Figure out the number of lines in the entries that hold the string "icon", then give that number and nothing else.
___ GIVEN DATA
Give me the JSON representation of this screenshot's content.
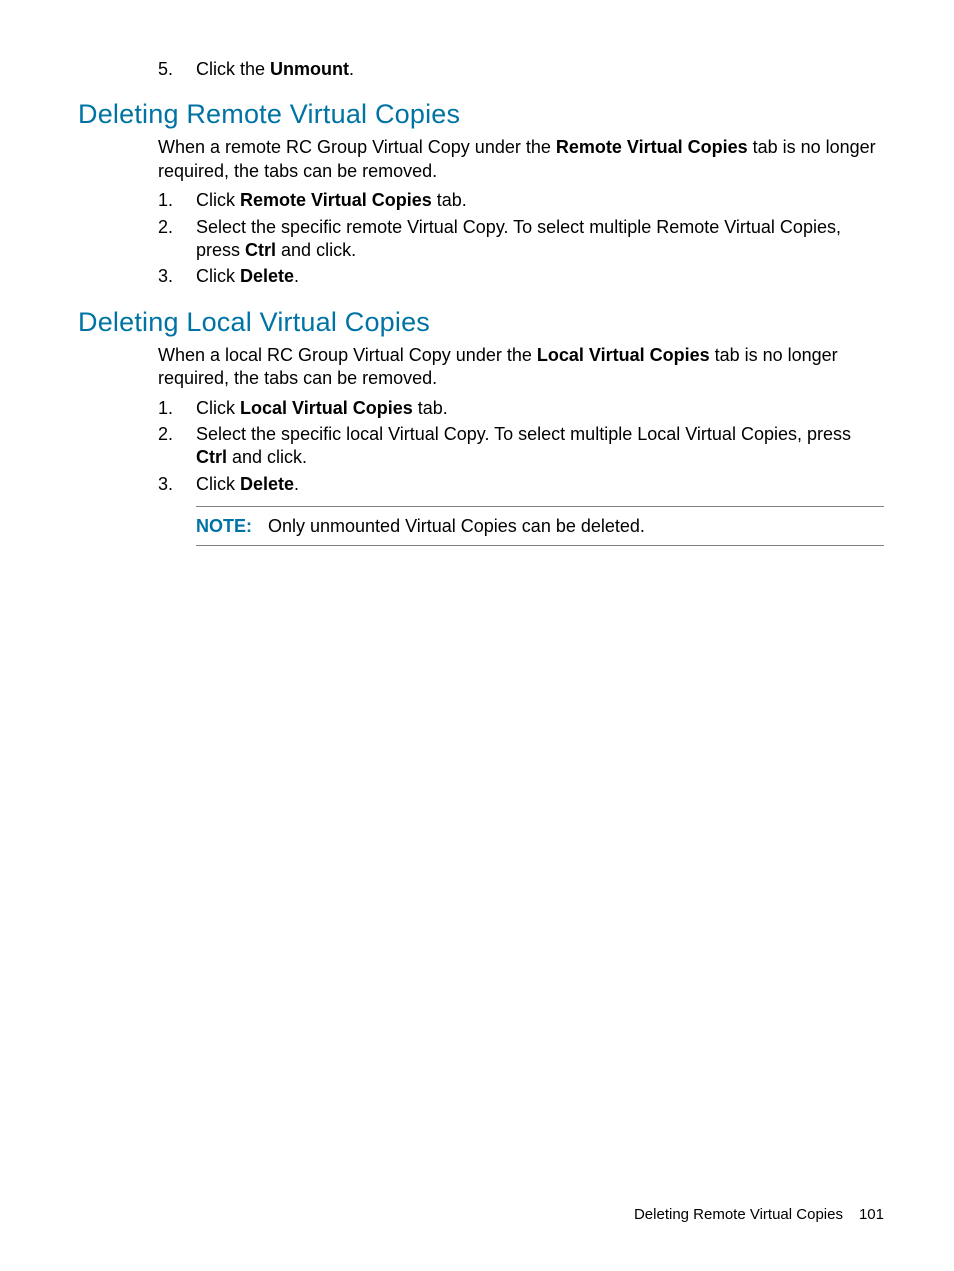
{
  "topStep": {
    "number": "5.",
    "pre": "Click the ",
    "bold": "Unmount",
    "post": "."
  },
  "section1": {
    "heading": "Deleting Remote Virtual Copies",
    "intro_pre": "When a remote RC Group Virtual Copy under the ",
    "intro_bold": "Remote Virtual Copies",
    "intro_post": " tab is no longer required, the tabs can be removed.",
    "steps": [
      {
        "pre": "Click ",
        "bold": "Remote Virtual Copies",
        "post": " tab."
      },
      {
        "pre": "Select the specific remote Virtual Copy. To select multiple Remote Virtual Copies, press ",
        "bold": "Ctrl",
        "post": " and click."
      },
      {
        "pre": "Click ",
        "bold": "Delete",
        "post": "."
      }
    ]
  },
  "section2": {
    "heading": "Deleting Local Virtual Copies",
    "intro_pre": "When a local RC Group Virtual Copy under the ",
    "intro_bold": "Local Virtual Copies",
    "intro_post": " tab is no longer required, the tabs can be removed.",
    "steps": [
      {
        "pre": "Click ",
        "bold": "Local Virtual Copies",
        "post": " tab."
      },
      {
        "pre": "Select the specific local Virtual Copy. To select multiple Local Virtual Copies, press ",
        "bold": "Ctrl",
        "post": " and click."
      },
      {
        "pre": "Click ",
        "bold": "Delete",
        "post": "."
      }
    ],
    "note_label": "NOTE:",
    "note_text": "Only unmounted Virtual Copies can be deleted."
  },
  "footer": {
    "text": "Deleting Remote Virtual Copies",
    "page": "101"
  }
}
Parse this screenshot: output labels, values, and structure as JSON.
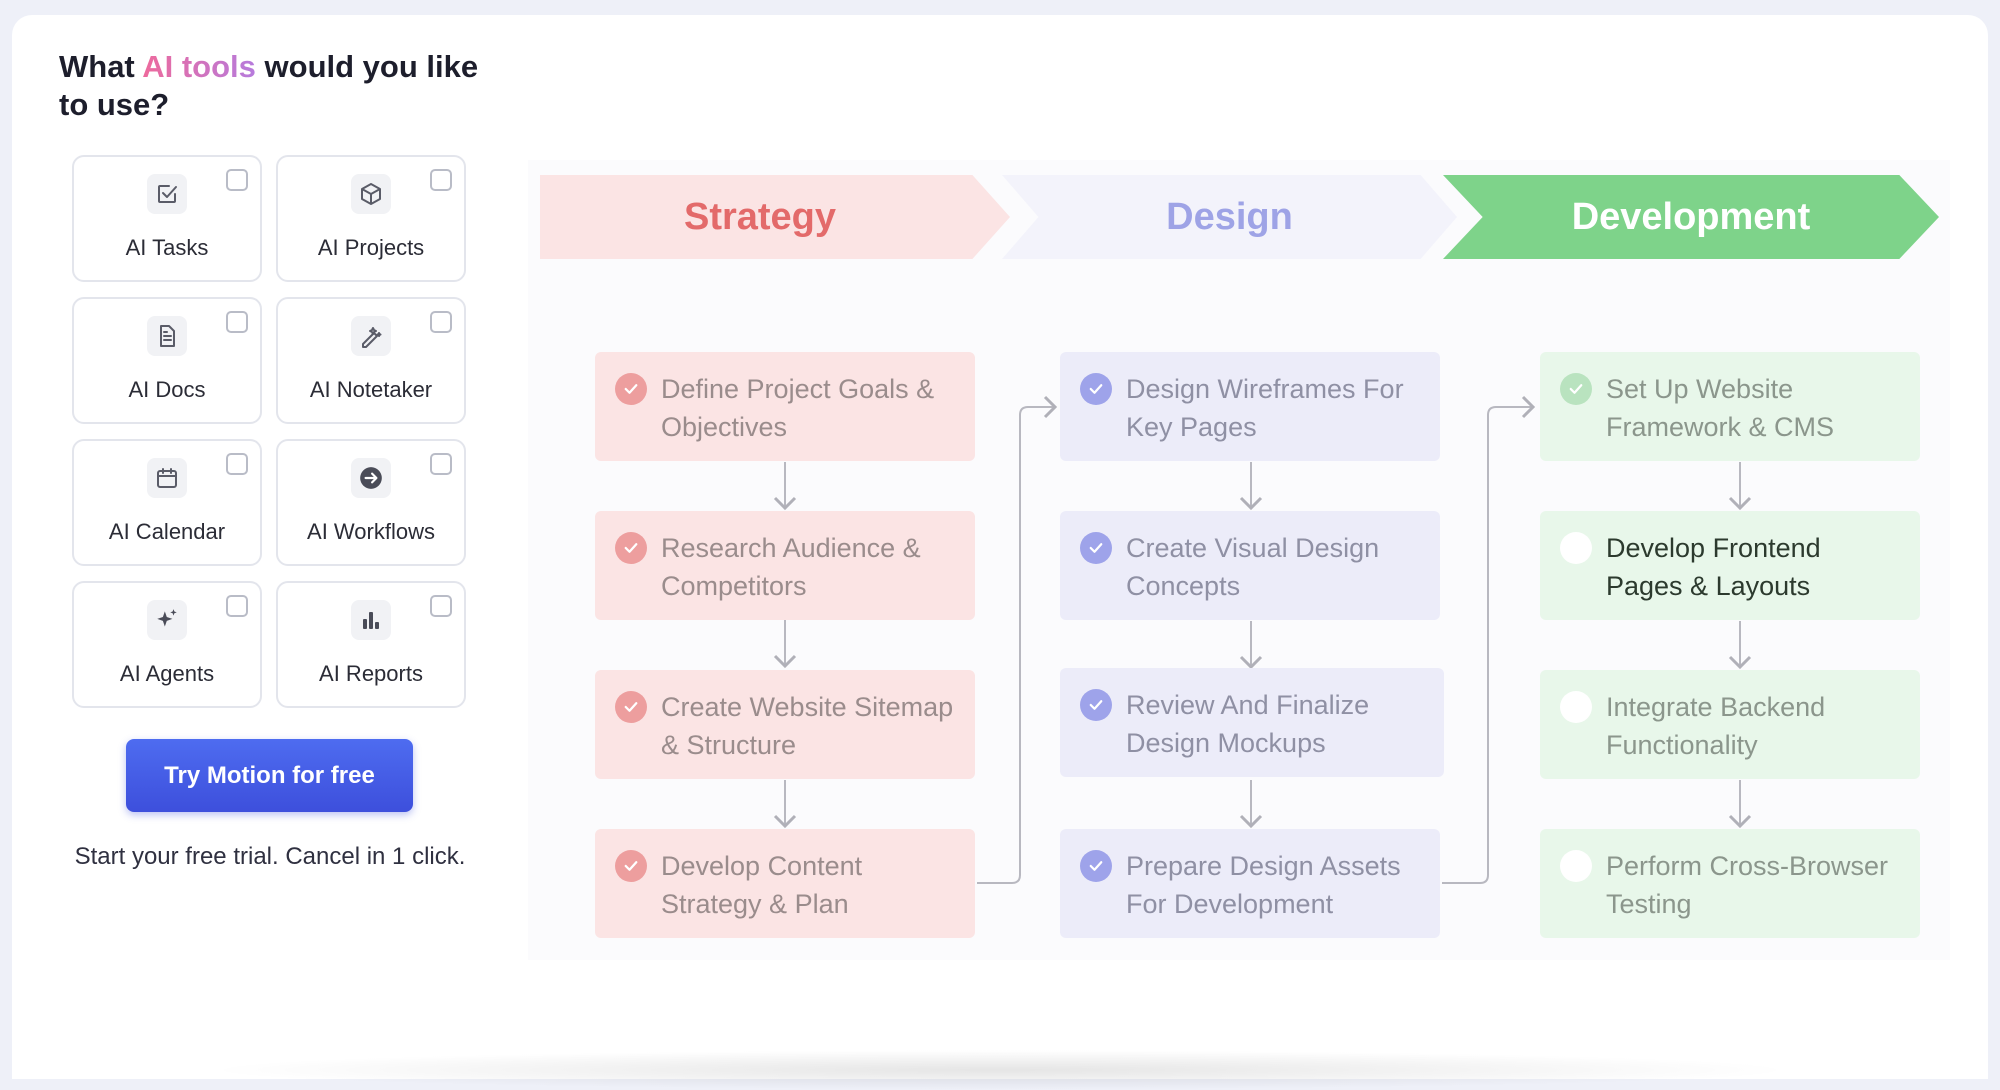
{
  "question": {
    "prefix": "What ",
    "accent": "AI tools",
    "suffix": " would you like to use?"
  },
  "tools": [
    {
      "label": "AI Tasks",
      "icon": "task-check-icon"
    },
    {
      "label": "AI Projects",
      "icon": "cube-icon"
    },
    {
      "label": "AI Docs",
      "icon": "document-icon"
    },
    {
      "label": "AI Notetaker",
      "icon": "magic-pen-icon"
    },
    {
      "label": "AI Calendar",
      "icon": "calendar-icon"
    },
    {
      "label": "AI Workflows",
      "icon": "arrow-circle-icon"
    },
    {
      "label": "AI Agents",
      "icon": "sparkles-icon"
    },
    {
      "label": "AI Reports",
      "icon": "bar-chart-icon"
    }
  ],
  "cta": {
    "label": "Try Motion for free",
    "subtext": "Start your free trial. Cancel in 1 click."
  },
  "phases": [
    {
      "label": "Strategy",
      "color": "#e36a6a"
    },
    {
      "label": "Design",
      "color": "#9ea3e6"
    },
    {
      "label": "Development",
      "color": "#ffffff"
    }
  ],
  "tasks": {
    "strategy": [
      {
        "label": "Define Project Goals & Objectives",
        "done": true
      },
      {
        "label": "Research Audience & Competitors",
        "done": true
      },
      {
        "label": "Create Website Sitemap & Structure",
        "done": true
      },
      {
        "label": "Develop Content Strategy & Plan",
        "done": true
      }
    ],
    "design": [
      {
        "label": "Design Wireframes For Key Pages",
        "done": true
      },
      {
        "label": "Create Visual Design Concepts",
        "done": true
      },
      {
        "label": "Review And Finalize Design Mockups",
        "done": true
      },
      {
        "label": "Prepare Design Assets For Development",
        "done": true
      }
    ],
    "development": [
      {
        "label": "Set Up Website Framework & CMS",
        "done": true
      },
      {
        "label": "Develop Frontend Pages & Layouts",
        "done": false
      },
      {
        "label": "Integrate Backend Functionality",
        "done": false
      },
      {
        "label": "Perform Cross-Browser Testing",
        "done": false
      }
    ]
  }
}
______
> _ANSWER TO THE EXERCISE_: 8